May in the Walla Walla Washington Valley | Visit Walla Walla

Share Walla Walla

Writing on the Wild Side #7: May, A Season of Beauty in the Walla Walla Valley

May 18, 2015

By Mike Denny:

Flax bloomMay has come to the Walla Walla Valley and draped a blanket of bright green punctuated with hundreds of thousands of native flowers that are scarlet, sapphire, royal purple and saffron over the valley. One native plant currently in bloom is the sapphire blue flax. This spectacular native flower blooms north of town in the bunchgrass prairie areas; it is about twelve inches high and has an inch and a quarter wide bloom of the most beautiful blue. This flower only blooms in May and attracts many native pollinators from bees to beetles and wasps.

Western Tanager photo credit Mike DennyAnother spectacular species is a bird that has flown all the way from Central America to breed. The Western Tanager arrives in Walla Walla County in early May to set up a nesting territory and attract a female. The males are mind blowing; they look like they belong in the tropics with their black wings, saffron yellow body and orange/red head. This bird travels almost 3,400 miles to nest in the Blue Mountains. The males’ song sounds very much like an American Robin. So in this month of migration be on the lookout for this gorgeous bird species as you could locate it anywhere.
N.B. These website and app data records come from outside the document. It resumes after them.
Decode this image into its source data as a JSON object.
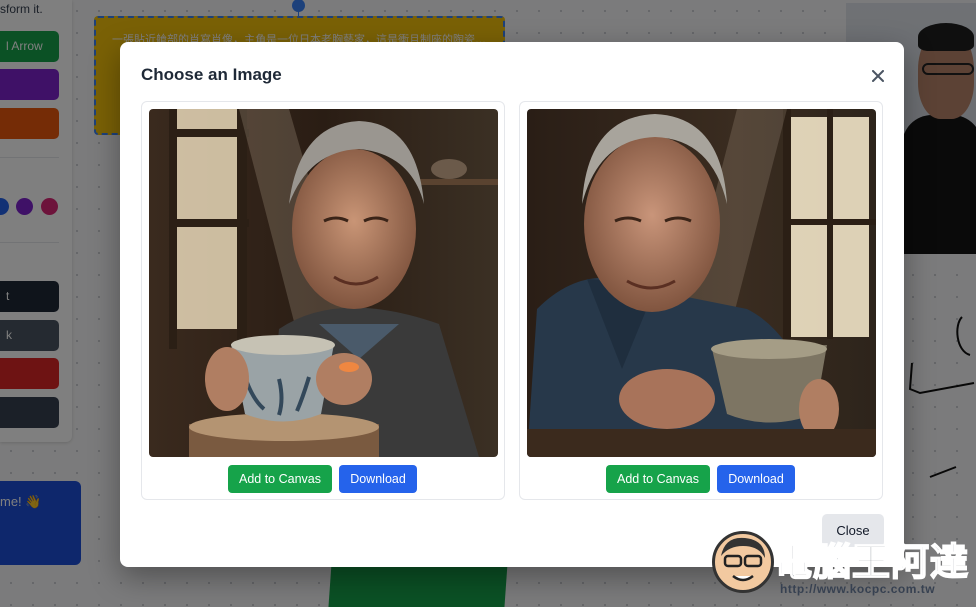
{
  "background": {
    "side_hint": "sform it.",
    "side_buttons": [
      {
        "label": "l Arrow",
        "color": "#16a34a"
      },
      {
        "label": "",
        "color": "#7e22ce"
      },
      {
        "label": "",
        "color": "#ea580c"
      },
      {
        "label": "t",
        "color": "#1f2937"
      },
      {
        "label": "k",
        "color": "#4b5563"
      },
      {
        "label": "",
        "color": "#dc2626"
      },
      {
        "label": "",
        "color": "#374151"
      }
    ],
    "color_dots": [
      "#2563eb",
      "#7e22ce",
      "#db2777"
    ],
    "note_text": "一張貼近艙部的肖寫肖像，主角是一位日本老胸藝家，這是衝且制座的陶瓷…",
    "welcome_text": "me! 👋",
    "note_color": "#f4c20d"
  },
  "modal": {
    "title": "Choose an Image",
    "cards": [
      {
        "add_label": "Add to Canvas",
        "download_label": "Download",
        "image_alt": "Elderly man holding a ceramic tea bowl by a sunlit window"
      },
      {
        "add_label": "Add to Canvas",
        "download_label": "Download",
        "image_alt": "Elderly man smiling at a ceramic cup in warm light"
      }
    ],
    "close_label": "Close"
  },
  "watermark": {
    "brand": "電腦王阿達",
    "url": "http://www.kocpc.com.tw"
  }
}
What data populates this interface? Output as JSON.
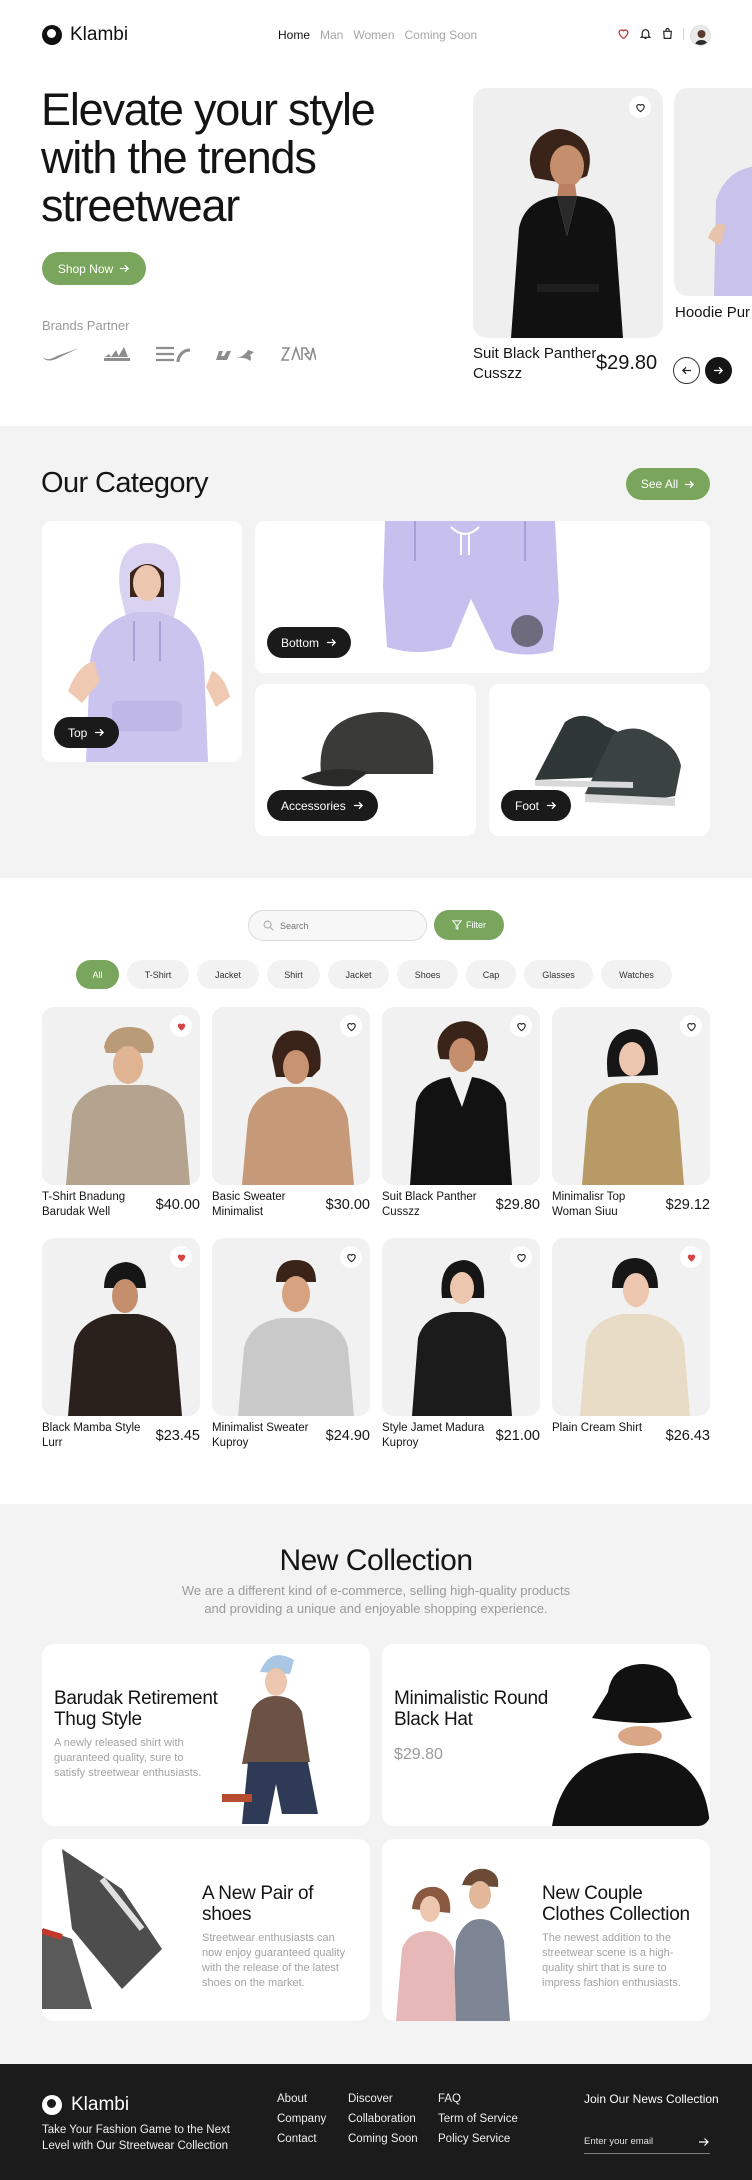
{
  "nav": {
    "brand": "Klambi",
    "menu": [
      "Home",
      "Man",
      "Women",
      "Coming Soon"
    ],
    "active_menu": "Home"
  },
  "hero": {
    "title": "Elevate your style with the trends streetwear",
    "cta": "Shop Now",
    "brands_label": "Brands Partner",
    "brands": [
      "nike-logo",
      "adidas-logo",
      "the-north-face-logo",
      "puma-logo",
      "zara-logo"
    ],
    "featured": {
      "name": "Suit Black Panther Cusszz",
      "price": "$29.80"
    },
    "next_featured": {
      "name": "Hoodie Pur Sweetie"
    }
  },
  "category": {
    "title": "Our Category",
    "see_all": "See All",
    "items": [
      {
        "label": "Top"
      },
      {
        "label": "Bottom"
      },
      {
        "label": "Accessories"
      },
      {
        "label": "Foot"
      }
    ]
  },
  "products": {
    "search_placeholder": "Search",
    "filter_label": "Filter",
    "chips": [
      "All",
      "T-Shirt",
      "Jacket",
      "Shirt",
      "Jacket",
      "Shoes",
      "Cap",
      "Glasses",
      "Watches"
    ],
    "active_chip": "All",
    "items": [
      {
        "name": "T-Shirt Bnadung Barudak Well",
        "price": "$40.00",
        "liked": true
      },
      {
        "name": "Basic Sweater Minimalist",
        "price": "$30.00",
        "liked": false
      },
      {
        "name": "Suit Black Panther Cusszz",
        "price": "$29.80",
        "liked": false
      },
      {
        "name": "Minimalisr Top Woman Siuu",
        "price": "$29.12",
        "liked": false
      },
      {
        "name": "Black Mamba Style Lurr",
        "price": "$23.45",
        "liked": true
      },
      {
        "name": "Minimalist Sweater Kuproy",
        "price": "$24.90",
        "liked": false
      },
      {
        "name": "Style Jamet Madura Kuproy",
        "price": "$21.00",
        "liked": false
      },
      {
        "name": "Plain Cream Shirt",
        "price": "$26.43",
        "liked": true
      }
    ]
  },
  "collection": {
    "title": "New Collection",
    "subtitle": "We are a different kind of e-commerce, selling high-quality products and providing a unique and enjoyable shopping experience.",
    "cards": [
      {
        "title": "Barudak Retirement Thug Style",
        "desc": "A newly released shirt with guaranteed quality, sure to satisfy streetwear enthusiasts."
      },
      {
        "title": "Minimalistic Round Black Hat",
        "price": "$29.80"
      },
      {
        "title": "A New Pair of shoes",
        "desc": "Streetwear enthusiasts can now enjoy guaranteed quality with the release of the latest shoes on the market."
      },
      {
        "title": "New Couple Clothes Collection",
        "desc": "The newest addition to the streetwear scene is a high-quality shirt that is sure to impress fashion enthusiasts."
      }
    ]
  },
  "footer": {
    "brand": "Klambi",
    "tagline": "Take Your Fashion Game to the Next Level with Our Streetwear Collection",
    "col1": [
      "About",
      "Company",
      "Contact"
    ],
    "col2": [
      "Discover",
      "Collaboration",
      "Coming Soon"
    ],
    "col3": [
      "FAQ",
      "Term of Service",
      "Policy Service"
    ],
    "newsletter_title": "Join Our News Collection",
    "email_placeholder": "Enter your email"
  },
  "colors": {
    "accent": "#79a55c",
    "dark": "#1b1b1b",
    "section_bg": "#f3f3f3",
    "heart_red": "#d64545"
  }
}
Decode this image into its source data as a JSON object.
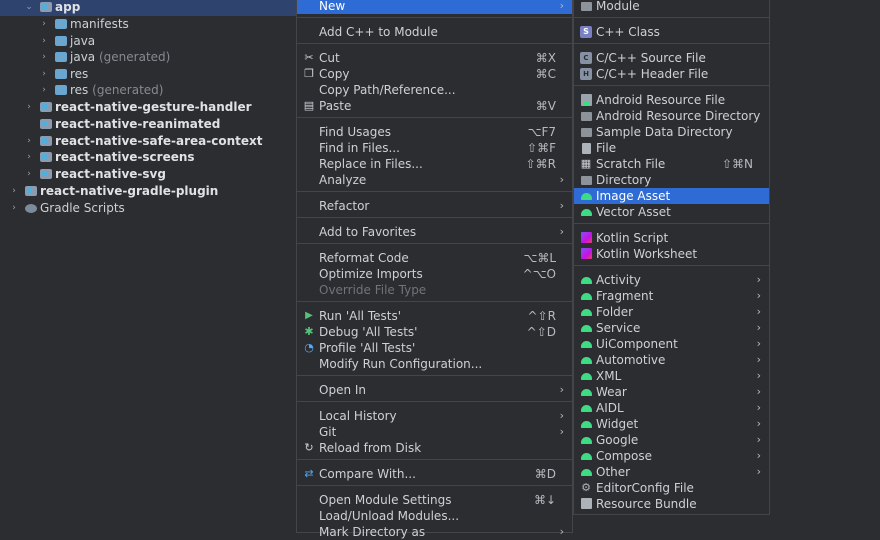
{
  "tree": {
    "items": [
      {
        "label": "app",
        "suffix": "",
        "bold": true,
        "chevron": "⌄",
        "icon": "module",
        "selected": true
      },
      {
        "label": "manifests",
        "suffix": "",
        "bold": false,
        "chevron": "›",
        "icon": "folder"
      },
      {
        "label": "java",
        "suffix": "",
        "bold": false,
        "chevron": "›",
        "icon": "folder"
      },
      {
        "label": "java",
        "suffix": "(generated)",
        "bold": false,
        "chevron": "›",
        "icon": "folder"
      },
      {
        "label": "res",
        "suffix": "",
        "bold": false,
        "chevron": "›",
        "icon": "folder"
      },
      {
        "label": "res",
        "suffix": "(generated)",
        "bold": false,
        "chevron": "›",
        "icon": "folder"
      },
      {
        "label": "react-native-gesture-handler",
        "suffix": "",
        "bold": true,
        "chevron": "›",
        "icon": "module"
      },
      {
        "label": "react-native-reanimated",
        "suffix": "",
        "bold": true,
        "chevron": "",
        "icon": "module"
      },
      {
        "label": "react-native-safe-area-context",
        "suffix": "",
        "bold": true,
        "chevron": "›",
        "icon": "module"
      },
      {
        "label": "react-native-screens",
        "suffix": "",
        "bold": true,
        "chevron": "›",
        "icon": "module"
      },
      {
        "label": "react-native-svg",
        "suffix": "",
        "bold": true,
        "chevron": "›",
        "icon": "module"
      },
      {
        "label": "react-native-gradle-plugin",
        "suffix": "",
        "bold": true,
        "chevron": "›",
        "icon": "module"
      },
      {
        "label": "Gradle Scripts",
        "suffix": "",
        "bold": false,
        "chevron": "›",
        "icon": "gradle"
      }
    ]
  },
  "context_menu": {
    "items": [
      {
        "label": "New",
        "highlighted": true,
        "submenu": true
      },
      {
        "label": "Add C++ to Module"
      },
      {
        "label": "Cut",
        "shortcut": "⌘X",
        "icon": "scissors-icon"
      },
      {
        "label": "Copy",
        "shortcut": "⌘C",
        "icon": "copy-icon"
      },
      {
        "label": "Copy Path/Reference..."
      },
      {
        "label": "Paste",
        "shortcut": "⌘V",
        "icon": "paste-icon"
      },
      {
        "label": "Find Usages",
        "shortcut": "⌥F7"
      },
      {
        "label": "Find in Files...",
        "shortcut": "⇧⌘F"
      },
      {
        "label": "Replace in Files...",
        "shortcut": "⇧⌘R"
      },
      {
        "label": "Analyze",
        "submenu": true
      },
      {
        "label": "Refactor",
        "submenu": true
      },
      {
        "label": "Add to Favorites",
        "submenu": true
      },
      {
        "label": "Reformat Code",
        "shortcut": "⌥⌘L"
      },
      {
        "label": "Optimize Imports",
        "shortcut": "^⌥O"
      },
      {
        "label": "Override File Type",
        "disabled": true
      },
      {
        "label": "Run 'All Tests'",
        "shortcut": "^⇧R",
        "icon": "run-icon"
      },
      {
        "label": "Debug 'All Tests'",
        "shortcut": "^⇧D",
        "icon": "debug-icon"
      },
      {
        "label": "Profile 'All Tests'",
        "icon": "profile-icon"
      },
      {
        "label": "Modify Run Configuration..."
      },
      {
        "label": "Open In",
        "submenu": true
      },
      {
        "label": "Local History",
        "submenu": true
      },
      {
        "label": "Git",
        "submenu": true
      },
      {
        "label": "Reload from Disk",
        "icon": "reload-icon"
      },
      {
        "label": "Compare With...",
        "shortcut": "⌘D",
        "icon": "compare-icon"
      },
      {
        "label": "Open Module Settings",
        "shortcut": "⌘↓"
      },
      {
        "label": "Load/Unload Modules..."
      },
      {
        "label": "Mark Directory as",
        "submenu": true
      }
    ]
  },
  "new_submenu": {
    "items": [
      {
        "label": "Module",
        "icon": "module-icon"
      },
      {
        "label": "C++ Class",
        "icon": "cpp-class-icon"
      },
      {
        "label": "C/C++ Source File",
        "icon": "cpp-source-icon"
      },
      {
        "label": "C/C++ Header File",
        "icon": "cpp-header-icon"
      },
      {
        "label": "Android Resource File",
        "icon": "android-resource-file-icon"
      },
      {
        "label": "Android Resource Directory",
        "icon": "folder-icon"
      },
      {
        "label": "Sample Data Directory",
        "icon": "folder-icon"
      },
      {
        "label": "File",
        "icon": "file-icon"
      },
      {
        "label": "Scratch File",
        "shortcut": "⇧⌘N",
        "icon": "scratch-file-icon"
      },
      {
        "label": "Directory",
        "icon": "folder-icon"
      },
      {
        "label": "Image Asset",
        "highlighted": true,
        "icon": "android-icon"
      },
      {
        "label": "Vector Asset",
        "icon": "android-icon"
      },
      {
        "label": "Kotlin Script",
        "icon": "kotlin-icon"
      },
      {
        "label": "Kotlin Worksheet",
        "icon": "kotlin-icon"
      },
      {
        "label": "Activity",
        "submenu": true,
        "icon": "android-icon"
      },
      {
        "label": "Fragment",
        "submenu": true,
        "icon": "android-icon"
      },
      {
        "label": "Folder",
        "submenu": true,
        "icon": "android-icon"
      },
      {
        "label": "Service",
        "submenu": true,
        "icon": "android-icon"
      },
      {
        "label": "UiComponent",
        "submenu": true,
        "icon": "android-icon"
      },
      {
        "label": "Automotive",
        "submenu": true,
        "icon": "android-icon"
      },
      {
        "label": "XML",
        "submenu": true,
        "icon": "android-icon"
      },
      {
        "label": "Wear",
        "submenu": true,
        "icon": "android-icon"
      },
      {
        "label": "AIDL",
        "submenu": true,
        "icon": "android-icon"
      },
      {
        "label": "Widget",
        "submenu": true,
        "icon": "android-icon"
      },
      {
        "label": "Google",
        "submenu": true,
        "icon": "android-icon"
      },
      {
        "label": "Compose",
        "submenu": true,
        "icon": "android-icon"
      },
      {
        "label": "Other",
        "submenu": true,
        "icon": "android-icon"
      },
      {
        "label": "EditorConfig File",
        "icon": "gear-icon"
      },
      {
        "label": "Resource Bundle",
        "icon": "resource-bundle-icon"
      }
    ]
  },
  "colors": {
    "background": "#2b2d30",
    "highlight": "#2f6bd4",
    "tree_selection": "#2e436e",
    "android_green": "#3ddc84"
  }
}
Walla Walla County has 347 documented bird species, how many can you spot?

Sara Orange Tip butterfly photo credit Mike DennyHalf way up the Blue Mountains in the canyons of the foothills is a butterfly that has spent all fall and winter in its chrysalis morphing from a caterpillar into one of the first spring butterflies to hit the cool air of the season. I am talking about the Sara’s Orange Tip butterfly. This spectacular insect has been found on the wing as early as March. As the ambient air temps rise and spring slowly ascends up into the high Blue Mountains different populations of Sara’s Orange Tips emerge and start the cycle of life all over again. There is nothing hum-drum about this wonderful native western butterfly – once on the wing it flies very quickly and directly in its search for a mate or flowers on which to nectar. The female is a little different in color as it does not have the solid orange tip (photo is of a female). Take the time to get out and explore the foothills of the northern Blue Mountains and take a chance of seeing the many species of animals and native, flowering plants that inhabit this unique and wonderful county. May is a great time to drop into Walla Walla County and relax. Remember Walla Walla has to be seen to be believed.

All photos by Mike Denny